---------- INPUT ----------

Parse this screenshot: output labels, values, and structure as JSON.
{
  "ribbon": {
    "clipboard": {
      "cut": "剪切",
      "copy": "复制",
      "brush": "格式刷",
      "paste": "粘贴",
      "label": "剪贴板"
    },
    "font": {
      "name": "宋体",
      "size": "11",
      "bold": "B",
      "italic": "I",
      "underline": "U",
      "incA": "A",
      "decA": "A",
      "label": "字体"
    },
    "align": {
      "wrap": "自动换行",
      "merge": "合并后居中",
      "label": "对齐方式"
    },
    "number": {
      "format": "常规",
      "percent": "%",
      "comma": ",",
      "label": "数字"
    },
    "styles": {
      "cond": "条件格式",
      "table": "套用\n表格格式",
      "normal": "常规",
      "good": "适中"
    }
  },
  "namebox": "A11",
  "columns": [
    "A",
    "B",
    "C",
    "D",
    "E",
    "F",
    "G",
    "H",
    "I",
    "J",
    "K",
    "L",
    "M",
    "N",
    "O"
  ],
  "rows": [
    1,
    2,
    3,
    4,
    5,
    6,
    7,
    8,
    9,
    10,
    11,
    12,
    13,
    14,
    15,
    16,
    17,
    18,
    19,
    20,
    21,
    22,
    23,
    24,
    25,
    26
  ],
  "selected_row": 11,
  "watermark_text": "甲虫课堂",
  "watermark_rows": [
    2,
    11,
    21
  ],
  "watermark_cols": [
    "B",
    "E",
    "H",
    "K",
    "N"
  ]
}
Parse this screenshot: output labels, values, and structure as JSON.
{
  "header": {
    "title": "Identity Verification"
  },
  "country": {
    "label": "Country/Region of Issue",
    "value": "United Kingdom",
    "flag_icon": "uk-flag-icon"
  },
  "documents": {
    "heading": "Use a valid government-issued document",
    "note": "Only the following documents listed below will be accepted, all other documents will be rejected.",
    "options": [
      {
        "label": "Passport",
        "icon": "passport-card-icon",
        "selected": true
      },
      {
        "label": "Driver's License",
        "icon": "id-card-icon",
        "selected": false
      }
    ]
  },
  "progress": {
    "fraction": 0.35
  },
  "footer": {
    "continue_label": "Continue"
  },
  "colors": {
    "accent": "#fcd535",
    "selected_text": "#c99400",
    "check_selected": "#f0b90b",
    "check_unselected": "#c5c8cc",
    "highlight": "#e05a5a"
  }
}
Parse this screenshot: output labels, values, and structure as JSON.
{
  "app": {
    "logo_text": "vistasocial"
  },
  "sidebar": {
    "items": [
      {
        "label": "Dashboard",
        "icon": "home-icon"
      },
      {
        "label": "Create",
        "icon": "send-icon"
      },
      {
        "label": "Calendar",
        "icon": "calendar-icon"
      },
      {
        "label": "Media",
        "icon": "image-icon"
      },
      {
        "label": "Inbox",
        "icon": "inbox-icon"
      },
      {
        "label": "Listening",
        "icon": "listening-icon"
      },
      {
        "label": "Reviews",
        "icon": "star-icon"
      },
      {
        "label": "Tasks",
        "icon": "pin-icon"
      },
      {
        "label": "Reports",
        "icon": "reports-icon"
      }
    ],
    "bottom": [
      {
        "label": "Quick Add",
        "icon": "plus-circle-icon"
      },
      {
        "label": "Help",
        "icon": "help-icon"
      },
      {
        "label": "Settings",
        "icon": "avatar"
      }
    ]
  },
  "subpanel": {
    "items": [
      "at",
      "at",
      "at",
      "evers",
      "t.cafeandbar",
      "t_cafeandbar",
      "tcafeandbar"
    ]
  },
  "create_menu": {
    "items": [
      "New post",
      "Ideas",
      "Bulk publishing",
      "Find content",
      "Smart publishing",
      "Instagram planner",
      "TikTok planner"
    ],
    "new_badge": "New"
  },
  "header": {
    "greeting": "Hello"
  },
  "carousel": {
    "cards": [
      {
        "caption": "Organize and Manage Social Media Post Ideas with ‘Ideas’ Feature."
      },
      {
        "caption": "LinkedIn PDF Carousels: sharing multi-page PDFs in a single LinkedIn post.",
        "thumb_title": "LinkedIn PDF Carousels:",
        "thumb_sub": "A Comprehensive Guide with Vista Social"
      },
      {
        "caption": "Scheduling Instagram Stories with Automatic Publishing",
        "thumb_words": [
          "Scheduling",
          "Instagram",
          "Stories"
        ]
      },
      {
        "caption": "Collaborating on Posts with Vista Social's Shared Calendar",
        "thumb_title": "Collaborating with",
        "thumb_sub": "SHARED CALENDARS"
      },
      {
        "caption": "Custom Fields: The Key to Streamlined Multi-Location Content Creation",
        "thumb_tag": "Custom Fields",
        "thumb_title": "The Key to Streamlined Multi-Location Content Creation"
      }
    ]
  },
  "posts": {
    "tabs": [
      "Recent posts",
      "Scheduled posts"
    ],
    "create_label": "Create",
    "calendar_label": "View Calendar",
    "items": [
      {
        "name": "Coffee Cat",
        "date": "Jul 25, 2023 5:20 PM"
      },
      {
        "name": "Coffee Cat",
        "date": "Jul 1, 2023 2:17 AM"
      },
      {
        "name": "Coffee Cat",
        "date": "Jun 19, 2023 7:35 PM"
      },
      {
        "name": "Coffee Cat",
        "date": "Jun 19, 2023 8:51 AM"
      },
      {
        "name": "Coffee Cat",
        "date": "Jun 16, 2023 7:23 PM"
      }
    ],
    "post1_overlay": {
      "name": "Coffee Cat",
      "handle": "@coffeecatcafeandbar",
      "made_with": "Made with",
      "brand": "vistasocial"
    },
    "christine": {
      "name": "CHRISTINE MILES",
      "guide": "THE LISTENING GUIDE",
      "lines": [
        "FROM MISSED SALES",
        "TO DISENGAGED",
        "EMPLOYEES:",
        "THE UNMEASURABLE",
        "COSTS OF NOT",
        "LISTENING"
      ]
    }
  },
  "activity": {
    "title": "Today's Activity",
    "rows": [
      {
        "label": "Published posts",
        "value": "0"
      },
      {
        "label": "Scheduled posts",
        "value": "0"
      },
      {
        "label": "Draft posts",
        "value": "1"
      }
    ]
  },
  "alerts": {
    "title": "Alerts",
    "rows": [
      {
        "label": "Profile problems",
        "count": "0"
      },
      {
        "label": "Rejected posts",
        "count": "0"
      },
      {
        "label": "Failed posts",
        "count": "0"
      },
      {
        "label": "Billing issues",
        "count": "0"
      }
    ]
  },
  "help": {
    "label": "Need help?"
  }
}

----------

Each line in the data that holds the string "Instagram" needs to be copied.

YOUR SOLUTION —
      "Instagram planner",
        "caption": "Scheduling Instagram Stories with Automatic Publishing",
          "Instagram",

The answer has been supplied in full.